• TASK ITEM: Among the records that follow, count the lines with the string "hint"; report only that count.

• RECORDS FOR THIS EXERCISE:
____

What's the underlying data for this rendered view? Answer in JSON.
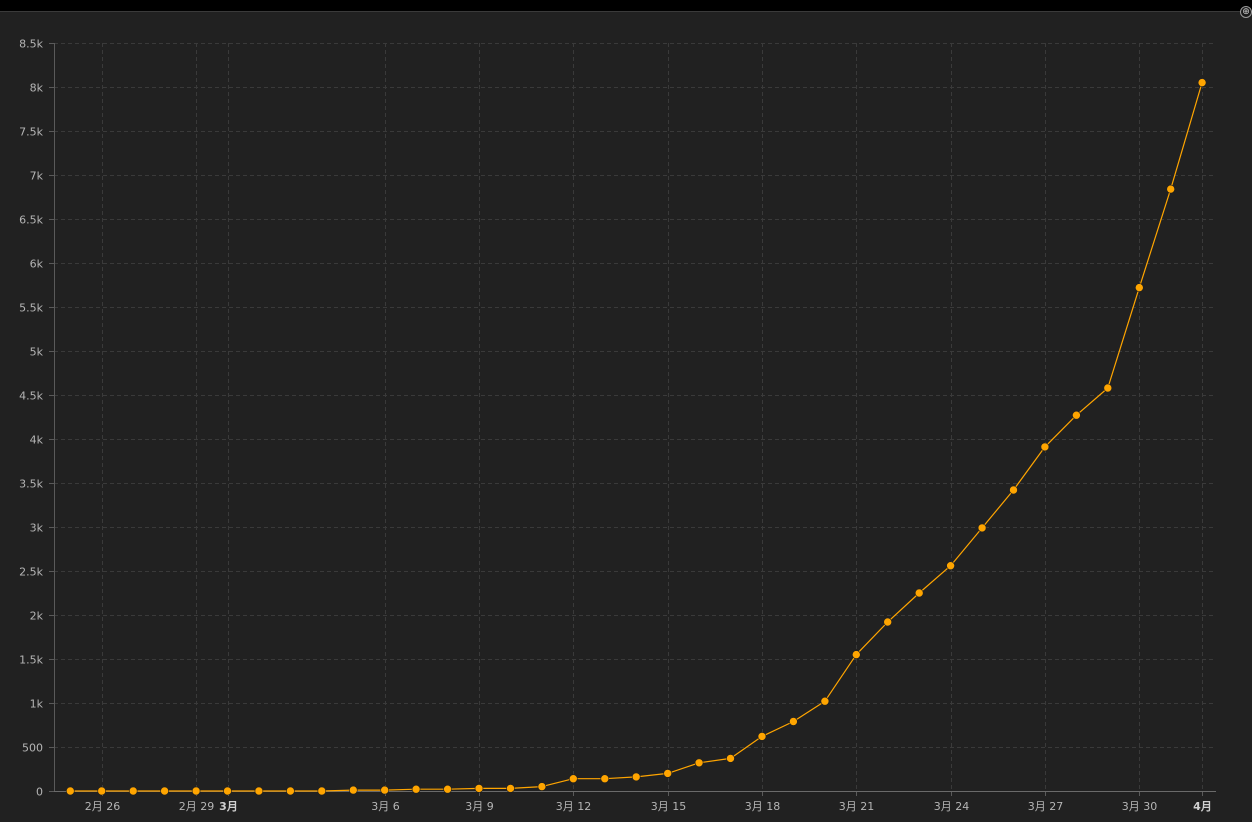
{
  "chart_data": {
    "type": "line",
    "title": "",
    "xlabel": "",
    "ylabel": "",
    "ylim": [
      0,
      8500
    ],
    "y_ticks": [
      0,
      500,
      1000,
      1500,
      2000,
      2500,
      3000,
      3500,
      4000,
      4500,
      5000,
      5500,
      6000,
      6500,
      7000,
      7500,
      8000,
      8500
    ],
    "y_tick_labels": [
      "0",
      "500",
      "1k",
      "1.5k",
      "2k",
      "2.5k",
      "3k",
      "3.5k",
      "4k",
      "4.5k",
      "5k",
      "5.5k",
      "6k",
      "6.5k",
      "7k",
      "7.5k",
      "8k",
      "8.5k"
    ],
    "x_tick_labels": [
      {
        "label": "2月 26",
        "date": "2020-02-26",
        "bold": false
      },
      {
        "label": "2月 29",
        "date": "2020-02-29",
        "bold": false
      },
      {
        "label": "3月",
        "date": "2020-03-01",
        "bold": true
      },
      {
        "label": "3月 6",
        "date": "2020-03-06",
        "bold": false
      },
      {
        "label": "3月 9",
        "date": "2020-03-09",
        "bold": false
      },
      {
        "label": "3月 12",
        "date": "2020-03-12",
        "bold": false
      },
      {
        "label": "3月 15",
        "date": "2020-03-15",
        "bold": false
      },
      {
        "label": "3月 18",
        "date": "2020-03-18",
        "bold": false
      },
      {
        "label": "3月 21",
        "date": "2020-03-21",
        "bold": false
      },
      {
        "label": "3月 24",
        "date": "2020-03-24",
        "bold": false
      },
      {
        "label": "3月 27",
        "date": "2020-03-27",
        "bold": false
      },
      {
        "label": "3月 30",
        "date": "2020-03-30",
        "bold": false
      },
      {
        "label": "4月",
        "date": "2020-04-01",
        "bold": true
      }
    ],
    "grid": true,
    "series": [
      {
        "color": "#ffa500",
        "x": [
          "2020-02-25",
          "2020-02-26",
          "2020-02-27",
          "2020-02-28",
          "2020-02-29",
          "2020-03-01",
          "2020-03-02",
          "2020-03-03",
          "2020-03-04",
          "2020-03-05",
          "2020-03-06",
          "2020-03-07",
          "2020-03-08",
          "2020-03-09",
          "2020-03-10",
          "2020-03-11",
          "2020-03-12",
          "2020-03-13",
          "2020-03-14",
          "2020-03-15",
          "2020-03-16",
          "2020-03-17",
          "2020-03-18",
          "2020-03-19",
          "2020-03-20",
          "2020-03-21",
          "2020-03-22",
          "2020-03-23",
          "2020-03-24",
          "2020-03-25",
          "2020-03-26",
          "2020-03-27",
          "2020-03-28",
          "2020-03-29",
          "2020-03-30",
          "2020-03-31",
          "2020-04-01"
        ],
        "y": [
          0,
          0,
          0,
          0,
          0,
          0,
          0,
          0,
          0,
          10,
          10,
          20,
          20,
          30,
          30,
          50,
          140,
          140,
          160,
          200,
          320,
          370,
          620,
          790,
          1020,
          1550,
          1920,
          2250,
          2560,
          2990,
          3420,
          3910,
          4270,
          4580,
          5720,
          6840,
          8050
        ]
      }
    ]
  },
  "controls": {
    "corner_handle_icon": "expand-icon"
  },
  "colors": {
    "background": "#212121",
    "grid": "#3a3a3a",
    "line": "#ffa500"
  }
}
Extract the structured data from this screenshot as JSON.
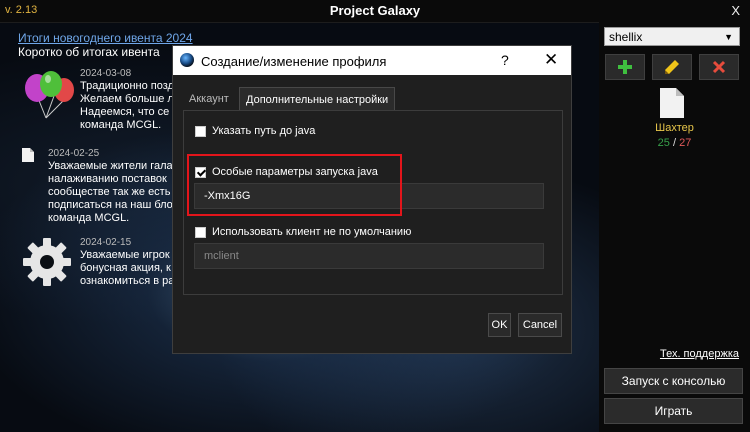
{
  "titlebar": {
    "version": "v. 2.13",
    "title": "Project Galaxy",
    "close": "X"
  },
  "news": {
    "link": "Итоги новогоднего ивента 2024",
    "subtitle": "Коротко об итогах ивента",
    "items": [
      {
        "date": "2024-03-08",
        "icon": "balloons-icon",
        "lines": [
          "Традиционно позд",
          "Желаем больше л",
          "Надеемся, что се",
          "команда MCGL."
        ]
      },
      {
        "date": "2024-02-25",
        "icon": "document-icon",
        "lines": [
          "Уважаемые жители гала",
          "налаживанию поставок",
          "сообществе так же есть",
          "подписаться на наш бло",
          "команда MCGL."
        ]
      },
      {
        "date": "2024-02-15",
        "icon": "gear-icon",
        "lines": [
          "Уважаемые игрок",
          "бонусная акция, к",
          "ознакомиться в ра"
        ]
      }
    ]
  },
  "panel": {
    "user": "shellix",
    "profile_name": "Шахтер",
    "count_current": "25",
    "count_separator": "/",
    "count_total": "27",
    "support_link": "Тех. поддержка",
    "console_button": "Запуск с консолью",
    "play_button": "Играть"
  },
  "dialog": {
    "title": "Создание/изменение профиля",
    "help": "?",
    "close": "✕",
    "tabs": [
      "Аккаунт",
      "Дополнительные настройки"
    ],
    "java_path_label": "Указать путь до java",
    "java_params_label": "Особые параметры запуска java",
    "java_params_value": "-Xmx16G",
    "custom_client_label": "Использовать клиент не по умолчанию",
    "custom_client_value": "mclient",
    "ok": "OK",
    "cancel": "Cancel"
  },
  "colors": {
    "accent_yellow": "#e7c64a",
    "link_blue": "#6fa6e8",
    "highlight_red": "#e3151b",
    "count_green": "#37a04a",
    "count_red": "#e25a5a"
  }
}
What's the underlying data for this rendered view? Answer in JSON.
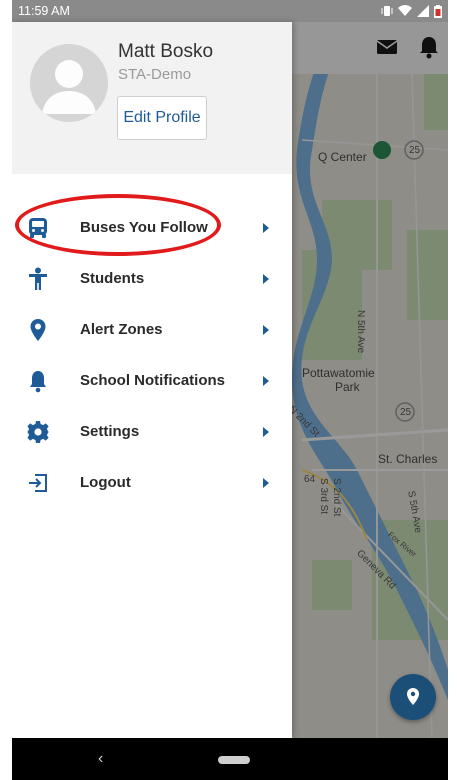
{
  "status_bar": {
    "time": "11:59 AM"
  },
  "colors": {
    "accent": "#1f5b96",
    "menu_icon": "#1f5b96",
    "highlight": "#e11b1b",
    "fab": "#1b4f78"
  },
  "profile": {
    "name": "Matt Bosko",
    "organization": "STA-Demo",
    "edit_button": "Edit Profile"
  },
  "menu": {
    "items": [
      {
        "label": "Buses You Follow",
        "icon": "bus-icon"
      },
      {
        "label": "Students",
        "icon": "student-icon"
      },
      {
        "label": "Alert Zones",
        "icon": "location-pin-icon"
      },
      {
        "label": "School Notifications",
        "icon": "bell-icon"
      },
      {
        "label": "Settings",
        "icon": "gear-icon"
      },
      {
        "label": "Logout",
        "icon": "logout-icon"
      }
    ]
  },
  "map": {
    "labels": {
      "q_center": "Q Center",
      "route_25_top": "25",
      "n_5th_ave": "N 5th Ave",
      "pottawatomie": "Pottawatomie",
      "park": "Park",
      "n_2nd_st": "N 2nd St",
      "route_25_mid": "25",
      "st_charles": "St. Charles",
      "route_64": "64",
      "s_2nd_st": "S 2nd St",
      "s_3rd_st": "S 3rd St",
      "s_5th_ave": "S 5th Ave",
      "fox_river": "Fox River",
      "geneva_rd": "Geneva Rd"
    }
  },
  "header_icons": [
    "mail-icon",
    "bell-icon"
  ],
  "fab": {
    "icon": "location-pin-icon"
  },
  "nav_bar": {
    "back_glyph": "‹"
  }
}
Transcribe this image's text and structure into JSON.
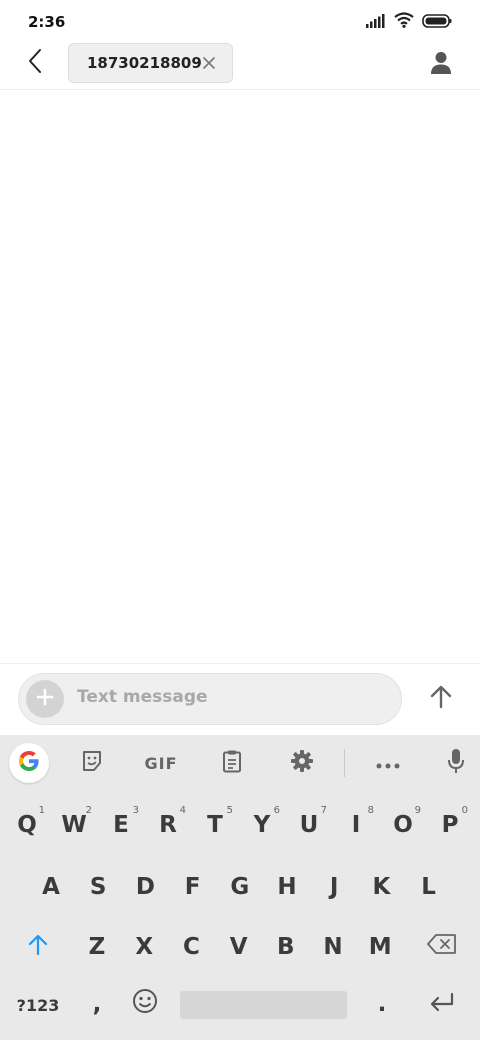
{
  "status_bar": {
    "time": "2:36",
    "icons": [
      "signal-icon",
      "wifi-icon",
      "battery-icon"
    ]
  },
  "header": {
    "back_icon": "back-arrow-icon",
    "recipient": "18730218809",
    "remove_icon": "close-icon",
    "contact_icon": "person-icon"
  },
  "compose": {
    "placeholder": "Text message",
    "attach_icon": "plus-icon",
    "send_icon": "send-arrow-icon"
  },
  "keyboard_toolbar": {
    "tools": [
      "google-icon",
      "sticker-icon",
      "gif",
      "clipboard-icon",
      "settings-icon",
      "more-icon",
      "microphone-icon"
    ],
    "gif_label": "GIF"
  },
  "keyboard": {
    "row1": [
      {
        "label": "Q",
        "hint": "1"
      },
      {
        "label": "W",
        "hint": "2"
      },
      {
        "label": "E",
        "hint": "3"
      },
      {
        "label": "R",
        "hint": "4"
      },
      {
        "label": "T",
        "hint": "5"
      },
      {
        "label": "Y",
        "hint": "6"
      },
      {
        "label": "U",
        "hint": "7"
      },
      {
        "label": "I",
        "hint": "8"
      },
      {
        "label": "O",
        "hint": "9"
      },
      {
        "label": "P",
        "hint": "0"
      }
    ],
    "row2": [
      "A",
      "S",
      "D",
      "F",
      "G",
      "H",
      "J",
      "K",
      "L"
    ],
    "row3": [
      "Z",
      "X",
      "C",
      "V",
      "B",
      "N",
      "M"
    ],
    "symbols_key": "?123",
    "comma_key": ",",
    "period_key": ".",
    "shift_icon": "shift-arrow-icon",
    "backspace_icon": "backspace-icon",
    "emoji_icon": "emoji-icon",
    "enter_icon": "enter-icon"
  },
  "colors": {
    "accent_shift": "#2196f3",
    "keyboard_bg": "#e9e9e9",
    "key_text": "#3b3b3b",
    "compose_bg": "#efefef"
  }
}
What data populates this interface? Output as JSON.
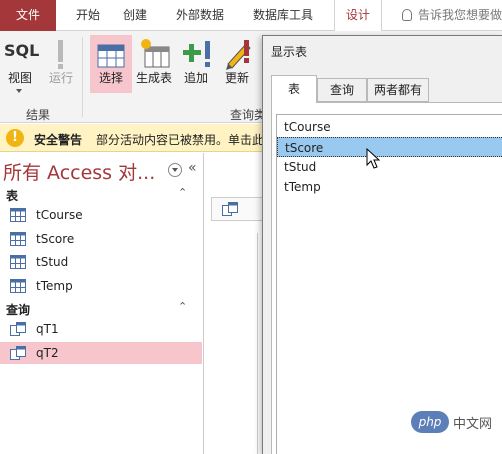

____

• EXPECTED ANSWER: 10